As I wrote yesterday, I decided it might be good to have the leftover poached hake made into fish cakes. Back in the 1970s, an Englishwoman I knew made fish cakes with canned tuna and mashed potato, and they were good. But I didn't necessarily want potato in the fish cakes.
Crab cakes came to mind, and I started searching — where else? — on the internet. Crab cakes made with blue crab meat were a frequent seafood dish we ate when I lived in North Carolina back in the 1960s and '70s. My mother made them. If you've never eaten blue crabs, you haven't lived.
The North Carolina recipe for crab cakes that caught my eye was a mixture of bread crumbs, bell peppers, green onions, crab meat or, in this case, flaked cooked fish, and spices, all bound together with a beaten egg and some mayonnaise.
The N.C. recipe for crab cakes
called for two ingredients I can't easily find here: green onions and a spice blend called Old Bay Seasoning. For the green onions I substituted onion powder, but you could also finely dice an onion or a shallot, cook it lightly in olive or vegetable oil, and use it in the fish cake mixture.
I looked up Old Bay Seasoning to see what spices go into that blend. Then I made my own spice blend using many of the same ingredients. I found this list of powdered spices: celery salt, paprika, black pepper, cayenne pepper, dry mustard, mace (or nutmeg), cinnamon, cardamom, allspice, cloves, and ginger.
It was easy to put in pinches of some of these. The recipes called for just one teaspoon of the spice blend. I just chose what I liked — smoked paprika, for example, mustard powder, allspice, cloves, etc. It's your choice. I didn't have celery salt, but I had some celery leaves I could add to the mixture. Chopped basil or parsley leave would also be good.

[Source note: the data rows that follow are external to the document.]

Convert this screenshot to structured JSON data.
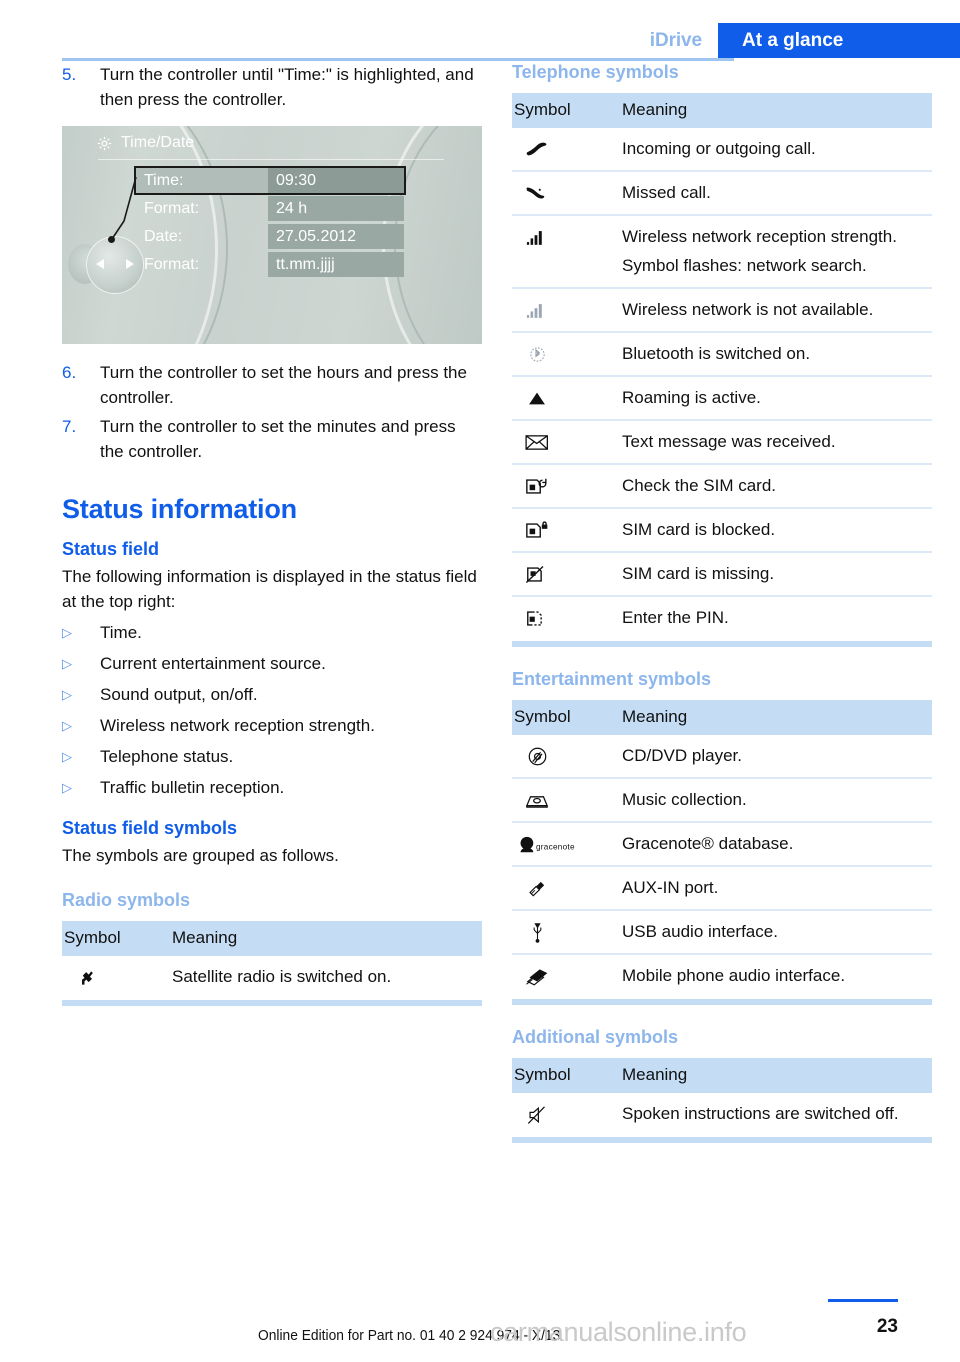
{
  "header": {
    "chapter": "iDrive",
    "section": "At a glance"
  },
  "left_column": {
    "steps": [
      {
        "num": "5.",
        "text": "Turn the controller until \"Time:\" is highlighted, and then press the controller."
      },
      {
        "num": "6.",
        "text": "Turn the controller to set the hours and press the controller."
      },
      {
        "num": "7.",
        "text": "Turn the controller to set the minutes and press the controller."
      }
    ],
    "figure": {
      "title": "Time/Date",
      "gear_icon": "gear-icon",
      "rows": [
        {
          "label": "Time:",
          "value": "09:30",
          "selected": true
        },
        {
          "label": "Format:",
          "value": "24 h",
          "selected": false
        },
        {
          "label": "Date:",
          "value": "27.05.2012",
          "selected": false
        },
        {
          "label": "Format:",
          "value": "tt.mm.jjjj",
          "selected": false
        }
      ]
    },
    "status_information_heading": "Status information",
    "status_field_heading": "Status field",
    "status_field_intro": "The following information is displayed in the status field at the top right:",
    "status_field_items": [
      "Time.",
      "Current entertainment source.",
      "Sound output, on/off.",
      "Wireless network reception strength.",
      "Telephone status.",
      "Traffic bulletin reception."
    ],
    "status_field_symbols_heading": "Status field symbols",
    "status_field_symbols_intro": "The symbols are grouped as follows.",
    "radio_symbols": {
      "heading": "Radio symbols",
      "columns": [
        "Symbol",
        "Meaning"
      ],
      "rows": [
        {
          "icon": "satellite-radio-icon",
          "meaning": "Satellite radio is switched on."
        }
      ]
    }
  },
  "right_column": {
    "telephone_symbols": {
      "heading": "Telephone symbols",
      "columns": [
        "Symbol",
        "Meaning"
      ],
      "rows": [
        {
          "icon": "phone-handset-icon",
          "meaning": "Incoming or outgoing call."
        },
        {
          "icon": "missed-call-icon",
          "meaning": "Missed call."
        },
        {
          "icon": "signal-bars-full-icon",
          "meaning": "Wireless network reception strength.",
          "note": "Symbol flashes: network search."
        },
        {
          "icon": "signal-bars-empty-icon",
          "meaning": "Wireless network is not available."
        },
        {
          "icon": "bluetooth-icon",
          "meaning": "Bluetooth is switched on."
        },
        {
          "icon": "roaming-triangle-icon",
          "meaning": "Roaming is active."
        },
        {
          "icon": "envelope-icon",
          "meaning": "Text message was received."
        },
        {
          "icon": "sim-check-icon",
          "meaning": "Check the SIM card."
        },
        {
          "icon": "sim-locked-icon",
          "meaning": "SIM card is blocked."
        },
        {
          "icon": "sim-missing-icon",
          "meaning": "SIM card is missing."
        },
        {
          "icon": "sim-pin-icon",
          "meaning": "Enter the PIN."
        }
      ]
    },
    "entertainment_symbols": {
      "heading": "Entertainment symbols",
      "columns": [
        "Symbol",
        "Meaning"
      ],
      "rows": [
        {
          "icon": "cd-dvd-icon",
          "meaning": "CD/DVD player."
        },
        {
          "icon": "music-collection-icon",
          "meaning": "Music collection."
        },
        {
          "icon": "gracenote-icon",
          "meaning": "Gracenote® database."
        },
        {
          "icon": "aux-in-plug-icon",
          "meaning": "AUX-IN port."
        },
        {
          "icon": "usb-icon",
          "meaning": "USB audio interface."
        },
        {
          "icon": "mobile-audio-icon",
          "meaning": "Mobile phone audio interface."
        }
      ]
    },
    "additional_symbols": {
      "heading": "Additional symbols",
      "columns": [
        "Symbol",
        "Meaning"
      ],
      "rows": [
        {
          "icon": "speaker-muted-icon",
          "meaning": "Spoken instructions are switched off."
        }
      ]
    }
  },
  "footer": {
    "edition_note": "Online Edition for Part no. 01 40 2 924 974 - X/13",
    "page_number": "23",
    "watermark": "carmanualsonline.info"
  },
  "colors": {
    "accent_blue": "#0f5de8",
    "light_blue_heading": "#8cb6ec",
    "table_header_bg": "#c4dcf4",
    "table_rule": "#dceaf8"
  }
}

Otherwise, the recipe is pretty simple. You mix together all the dry and wet ingredients to make a sort of paste, and then you carefully fold in the flaked fish or crab meat. I think I might make the same with some cooked, chopped shrimp soon. I used panko (Japanese bread crumbs) that I can get at local Asian markets, and I used commercial mayonnaise (Maille). And I used a commercial N.C. hot sauce called Texas Pete, but Tabasco or other hot sauce would work just fine. Oh, and I didn't have a lemon so I put in a teaspoon of white wine vinegar instead (Maille Chardonnay vinegar, which I think is very tasty).
I made up the "cakes" or patties with that mixture. (I didn't actually use bell peppers because I didn't have any.) There were four of them, each a generous portion, and froze them for later. We cooked a couple a few days ago. I just took them out of the freezer, put them in a non-stick skillet with some oil in it, let them thaw for an hour or two, and then turned on the burner and browned them. Here is the recipe adapted to my ingredients and tastes.

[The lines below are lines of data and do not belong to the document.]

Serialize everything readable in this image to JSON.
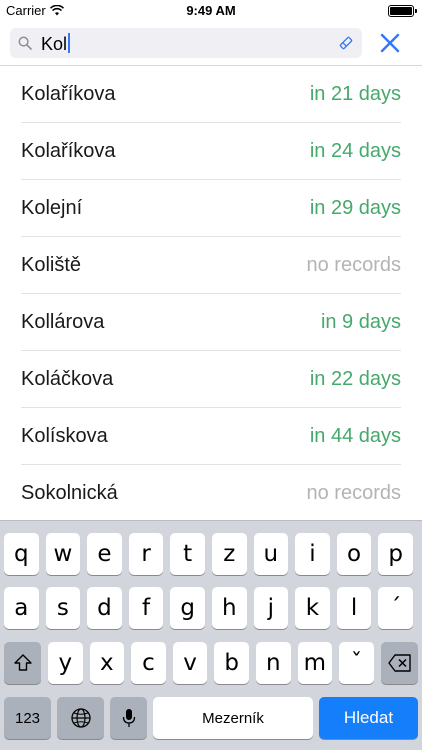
{
  "status_bar": {
    "carrier": "Carrier",
    "time": "9:49 AM",
    "wifi_icon": "wifi-icon",
    "battery_level": 1.0
  },
  "search": {
    "value": "Kol",
    "search_icon": "magnifier-icon",
    "clear_icon": "pencil-eraser-icon",
    "close_icon": "close-x-icon"
  },
  "colors": {
    "accent": "#45a96b",
    "muted": "#b4b4b4",
    "key_blue": "#157efb"
  },
  "results": [
    {
      "name": "Kolaříkova",
      "due": "in 21 days",
      "has_records": true
    },
    {
      "name": "Kolaříkova",
      "due": "in 24 days",
      "has_records": true
    },
    {
      "name": "Kolejní",
      "due": "in 29 days",
      "has_records": true
    },
    {
      "name": "Koliště",
      "due": "no records",
      "has_records": false
    },
    {
      "name": "Kollárova",
      "due": "in 9 days",
      "has_records": true
    },
    {
      "name": "Koláčkova",
      "due": "in 22 days",
      "has_records": true
    },
    {
      "name": "Kolískova",
      "due": "in 44 days",
      "has_records": true
    },
    {
      "name": "Sokolnická",
      "due": "no records",
      "has_records": false
    }
  ],
  "keyboard": {
    "row1": [
      "q",
      "w",
      "e",
      "r",
      "t",
      "z",
      "u",
      "i",
      "o",
      "p"
    ],
    "row2": [
      "a",
      "s",
      "d",
      "f",
      "g",
      "h",
      "j",
      "k",
      "l",
      "´"
    ],
    "row3": [
      "y",
      "x",
      "c",
      "v",
      "b",
      "n",
      "m",
      "ˇ"
    ],
    "numbers_label": "123",
    "space_label": "Mezerník",
    "search_label": "Hledat",
    "shift_icon": "shift-icon",
    "globe_icon": "globe-icon",
    "mic_icon": "microphone-icon",
    "backspace_icon": "backspace-icon"
  }
}
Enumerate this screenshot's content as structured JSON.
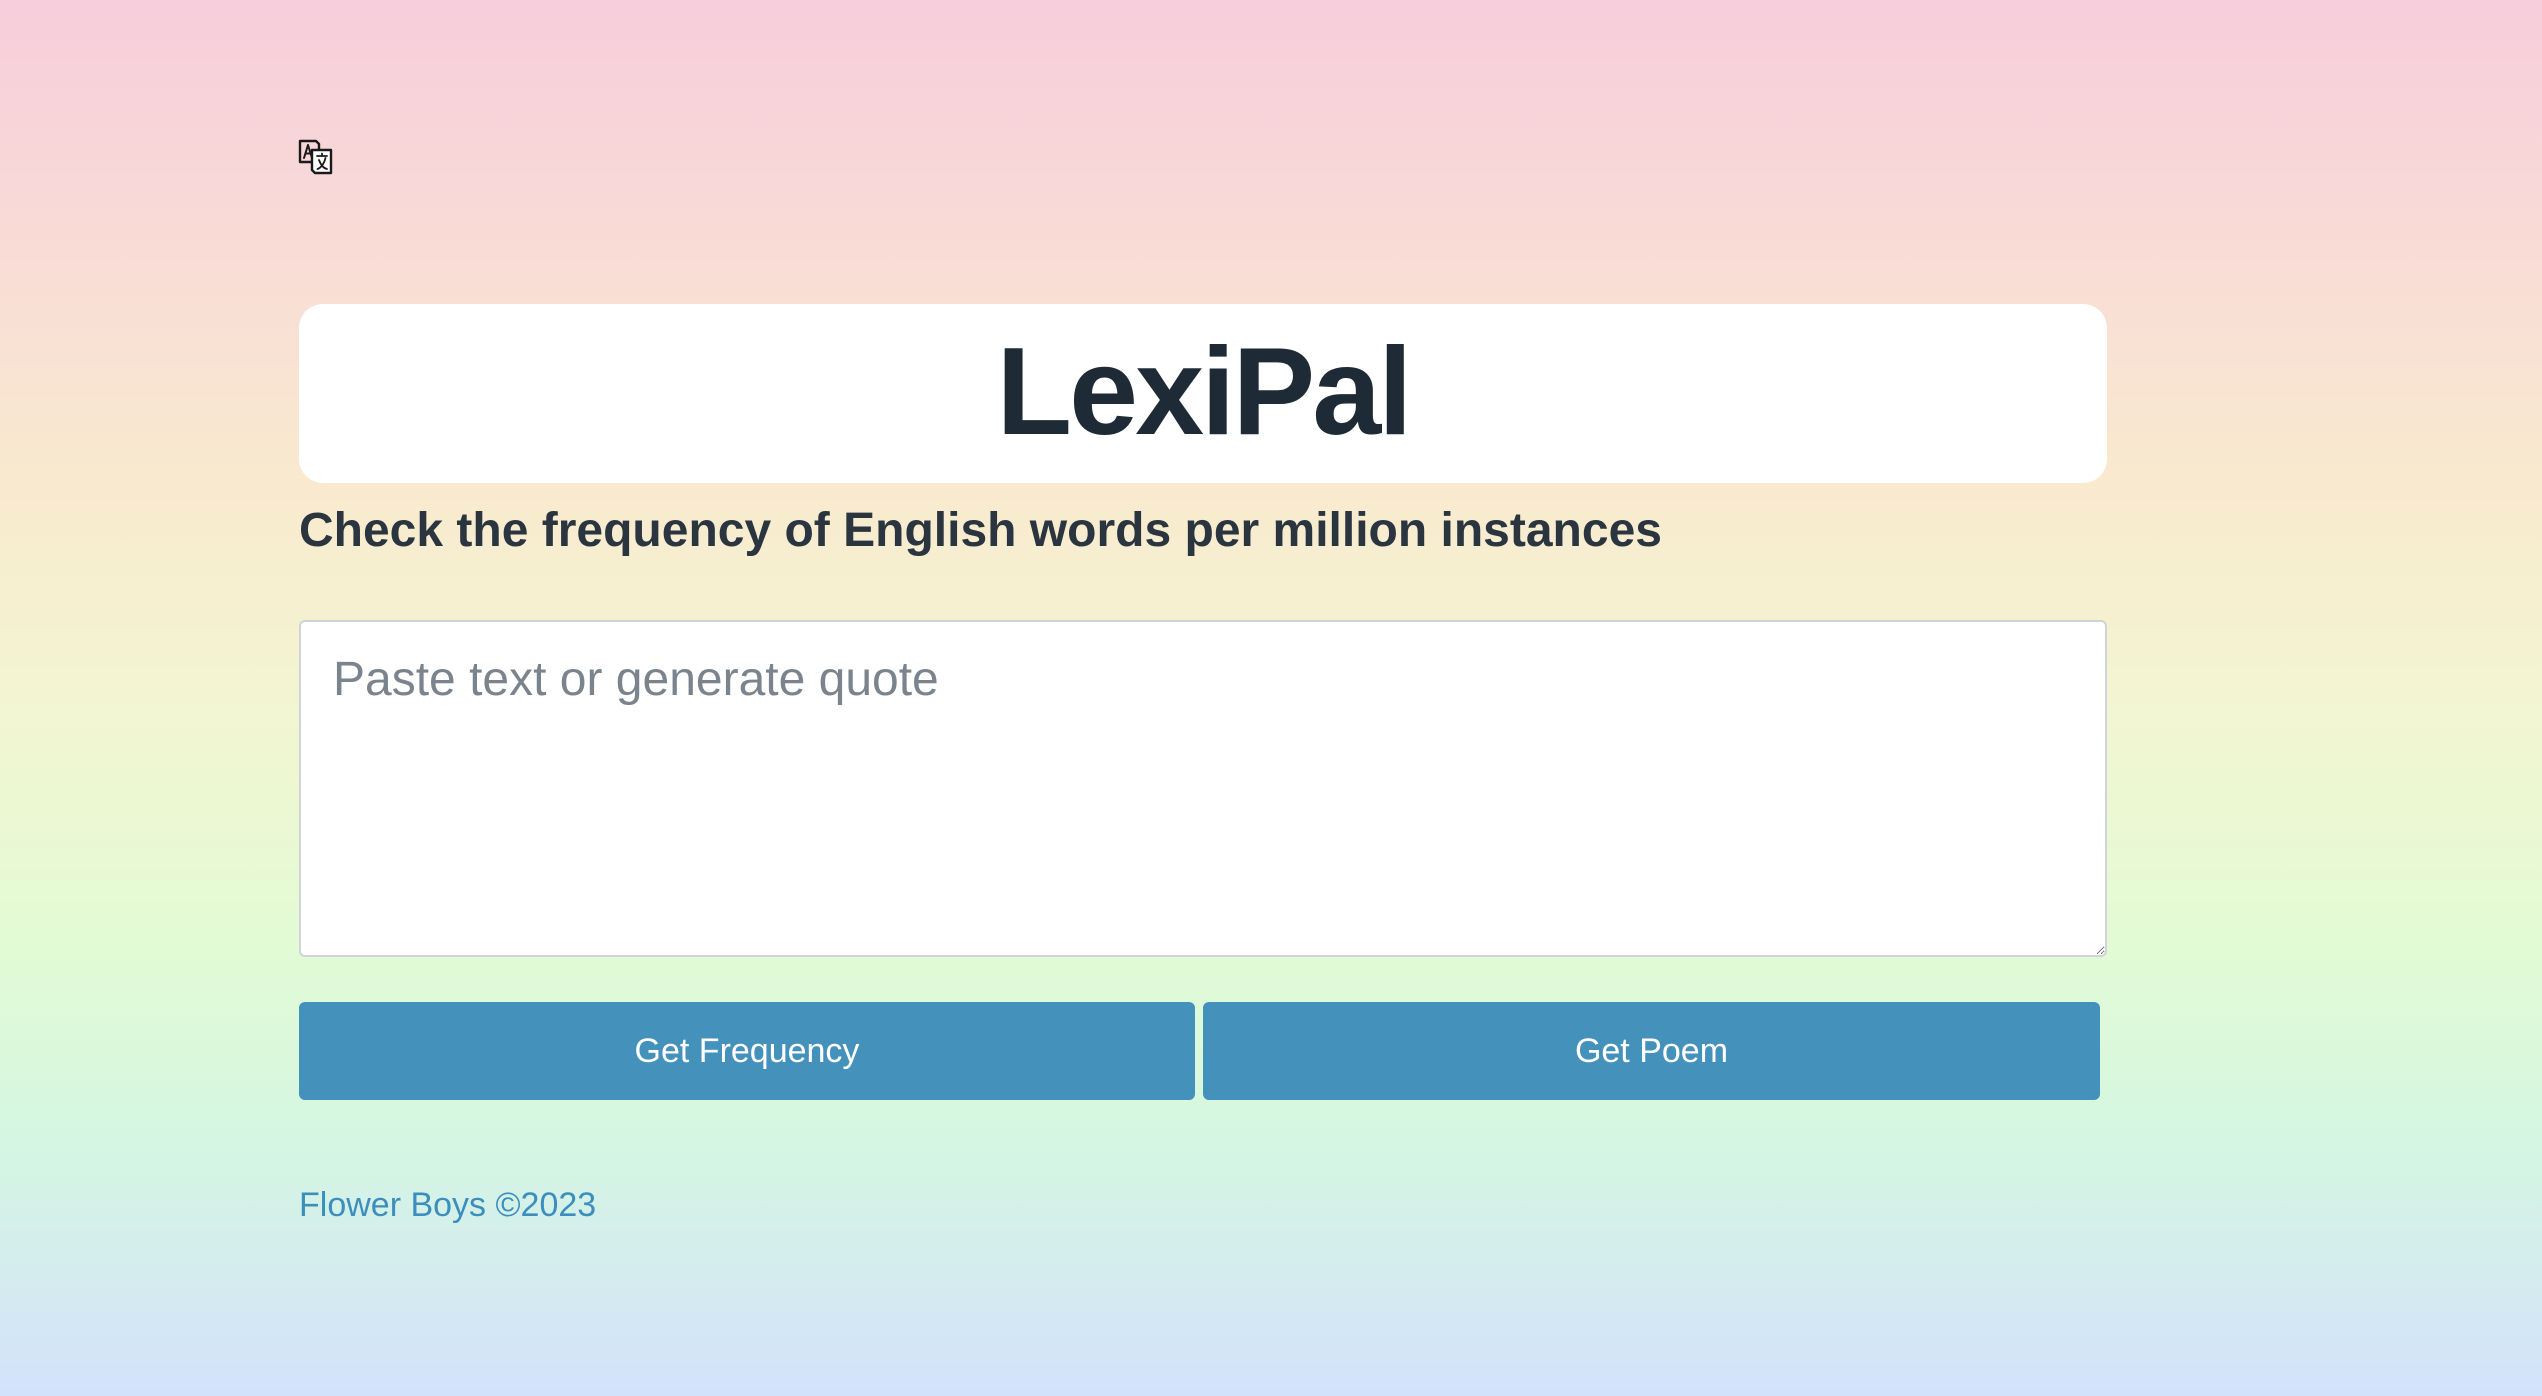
{
  "app": {
    "title": "LexiPal",
    "subtitle": "Check the frequency of English words per million instances",
    "icon": "translate-icon"
  },
  "input": {
    "value": "",
    "placeholder": "Paste text or generate quote"
  },
  "actions": {
    "frequency_label": "Get Frequency",
    "poem_label": "Get Poem"
  },
  "footer": {
    "text": "Flower Boys ©2023"
  },
  "colors": {
    "accent": "#4492bc",
    "title_text": "#1e2a36",
    "footer_text": "#3d8ebd",
    "card_bg": "#ffffff"
  }
}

NC-style Crab or Fish Cakes
1 lb. flaked cooked fish or crab meat
½ cup bread crumbs
½ cup (or less) chopped bell pepper, red or green
¼ cup mayonnaise (or more)
1 large egg, lightly beaten
1 tsp. Old Bay Seasoning
1 tsp. hot pepper sauce
1 tsp. white wine vinegar
1 pinch garlic powder (or more to taste)
1 tsp. onion powder
¼ cup vegetable oil (for frying)
In a large bowl, mix together all ingredients except for crab meat and vegetable oil. Then gently fold in the crab meat or fish. Form into patties, using about ½ cup of mixture for each patty.
Heat oil in a large, nonstick skillet over medium or medium-high heat. Carefully place crab cakes in skillet. Fry approximately 3 to 4 minutes on each side or until golden brown.
Place the cakes on a plate lined with paper towels to absorb any excess oil. Serve immediately.
As you can see, we had the fish cakes with hush puppies, a salad with a mustardy yogurt-mayonnaise dressing, and French-fried potatoes.